Mediation is an alternative to courtroom litigation as a means to resolve disputes about Estates, Trusts, Wills, and Property and Personal Care decisions for incapable persons. Mediation can be conducted at any time, with the assistance of a trained, objective mediator who assists the parties in negotiating the issues they desire to resolve. Mediation can be held before or after courtroom litigation proceedings have begun.
Mediation may offer the following benefits when compared to traditional courtroom litigation: voluntary participation, informality, flexibility, speed, lower cost, choice of mediator, privacy, broad scope of remedies and solutions, and an opportunity for each party to the dispute to speak directly to the others.
The mediator strives to create an informal, comfortable setting for the parties to identify and explore the issues they would wish to negotiate a resolution to. The mediator does not judge the merits of each party’s interests, nor render any decision. Rather, they assist the parties in considering the strengths and weaknesses of each party’s case and work with them to discover mutually acceptable solutions.
If the parties are able to negotiate a resolution of the dispute, a written mediation settlement agreement is signed by all the parties, at which point the agreement becomes an enforceable contract. If no agreement is reached at the mediation, the statements and negotiations at the mediation are “without prejudice” and cannot be used in the litigation proceedings by any party without the permission of the others. Therefore, mediation provides an opportunity for a full and frank discussion among all the parties to a dispute in an informal comfortable setting without the rigid procedural structure of courtroom litigation.
Mediation can be desirable in an estate litigation situation because sometimes such disputes are not simply about property and legal documents, but may range towards past communication breakdowns, actions, and emotions of family members. Mediation can also provide flexible solutions and offer solutions for future conduct. It also offers privacy that can be of benefit where a family does not want to ‘air its dirty laundry’ through the public court system.
Sometimes the parties wish the mediator to have subject matter expertise to assist the parties in focusing on a particular estate planning or estate administration issue.
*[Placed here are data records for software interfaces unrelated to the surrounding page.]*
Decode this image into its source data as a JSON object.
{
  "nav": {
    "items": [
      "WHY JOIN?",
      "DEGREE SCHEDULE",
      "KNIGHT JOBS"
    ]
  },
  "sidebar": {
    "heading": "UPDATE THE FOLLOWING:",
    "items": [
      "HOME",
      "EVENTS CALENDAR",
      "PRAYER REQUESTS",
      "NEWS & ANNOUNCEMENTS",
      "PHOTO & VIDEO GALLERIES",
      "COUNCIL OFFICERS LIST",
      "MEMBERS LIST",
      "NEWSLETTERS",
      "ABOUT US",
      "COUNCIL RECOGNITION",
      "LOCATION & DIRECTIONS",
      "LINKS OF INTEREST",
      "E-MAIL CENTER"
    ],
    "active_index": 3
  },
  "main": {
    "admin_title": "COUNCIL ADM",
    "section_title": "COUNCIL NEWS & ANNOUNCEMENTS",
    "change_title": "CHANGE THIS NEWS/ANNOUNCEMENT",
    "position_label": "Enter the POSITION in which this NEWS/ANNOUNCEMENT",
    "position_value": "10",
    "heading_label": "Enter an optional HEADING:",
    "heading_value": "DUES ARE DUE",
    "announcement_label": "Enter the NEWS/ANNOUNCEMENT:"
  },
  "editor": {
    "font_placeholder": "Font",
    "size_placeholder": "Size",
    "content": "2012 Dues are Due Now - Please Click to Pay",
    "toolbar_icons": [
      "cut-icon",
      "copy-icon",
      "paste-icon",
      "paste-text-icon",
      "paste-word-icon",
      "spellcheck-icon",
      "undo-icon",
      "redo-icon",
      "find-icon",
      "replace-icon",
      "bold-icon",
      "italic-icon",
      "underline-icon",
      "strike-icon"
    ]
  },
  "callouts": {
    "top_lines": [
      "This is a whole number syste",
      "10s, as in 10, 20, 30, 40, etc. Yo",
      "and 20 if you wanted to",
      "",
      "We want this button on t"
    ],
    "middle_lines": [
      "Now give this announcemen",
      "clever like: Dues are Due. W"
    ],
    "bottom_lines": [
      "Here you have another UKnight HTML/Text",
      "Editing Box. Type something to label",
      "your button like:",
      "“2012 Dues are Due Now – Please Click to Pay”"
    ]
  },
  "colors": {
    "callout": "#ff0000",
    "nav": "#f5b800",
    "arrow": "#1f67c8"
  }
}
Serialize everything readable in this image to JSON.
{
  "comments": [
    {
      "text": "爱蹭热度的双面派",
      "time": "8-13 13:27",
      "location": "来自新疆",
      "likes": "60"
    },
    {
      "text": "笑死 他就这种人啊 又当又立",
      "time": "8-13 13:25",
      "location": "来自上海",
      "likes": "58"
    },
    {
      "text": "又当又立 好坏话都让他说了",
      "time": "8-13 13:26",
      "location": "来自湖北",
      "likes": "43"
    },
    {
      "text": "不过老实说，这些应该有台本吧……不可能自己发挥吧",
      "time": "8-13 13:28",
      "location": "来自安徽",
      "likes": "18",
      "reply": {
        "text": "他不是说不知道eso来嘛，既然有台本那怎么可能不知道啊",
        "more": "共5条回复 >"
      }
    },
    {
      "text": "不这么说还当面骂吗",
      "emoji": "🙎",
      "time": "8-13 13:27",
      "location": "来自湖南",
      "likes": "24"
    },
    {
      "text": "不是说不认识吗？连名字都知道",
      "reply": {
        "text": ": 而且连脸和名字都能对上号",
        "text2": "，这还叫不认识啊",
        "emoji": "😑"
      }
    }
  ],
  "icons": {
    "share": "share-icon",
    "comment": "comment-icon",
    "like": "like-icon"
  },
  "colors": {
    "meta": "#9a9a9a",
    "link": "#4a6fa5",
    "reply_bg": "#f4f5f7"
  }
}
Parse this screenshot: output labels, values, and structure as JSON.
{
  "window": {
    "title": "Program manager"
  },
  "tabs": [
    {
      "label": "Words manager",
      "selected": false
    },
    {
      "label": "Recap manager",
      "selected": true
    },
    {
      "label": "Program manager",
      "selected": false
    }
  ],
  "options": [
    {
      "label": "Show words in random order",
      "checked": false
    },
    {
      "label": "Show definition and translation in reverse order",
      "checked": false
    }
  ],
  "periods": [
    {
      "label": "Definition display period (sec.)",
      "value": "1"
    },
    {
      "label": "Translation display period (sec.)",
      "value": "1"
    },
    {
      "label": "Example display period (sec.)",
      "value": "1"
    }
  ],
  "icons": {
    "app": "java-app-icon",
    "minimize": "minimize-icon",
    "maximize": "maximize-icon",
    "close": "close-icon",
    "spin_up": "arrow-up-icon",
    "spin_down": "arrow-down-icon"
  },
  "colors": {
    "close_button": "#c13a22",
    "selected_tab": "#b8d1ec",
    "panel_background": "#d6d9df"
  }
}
The mediator is usually able to offer flexibility in terms of booking an appointment and the length of the actual mediation proceeding. A lot can be accomplished in one day of mediation. Even if the parties are unable to resolve all issues at mediation, the process can assist the parties in narrowing the issues and identifying strengths and weaknesses in their case, and in the cases of the other disputants. Mediation has proven to be highly effective in resolving disputes by giving the parties greater control and personal involvement.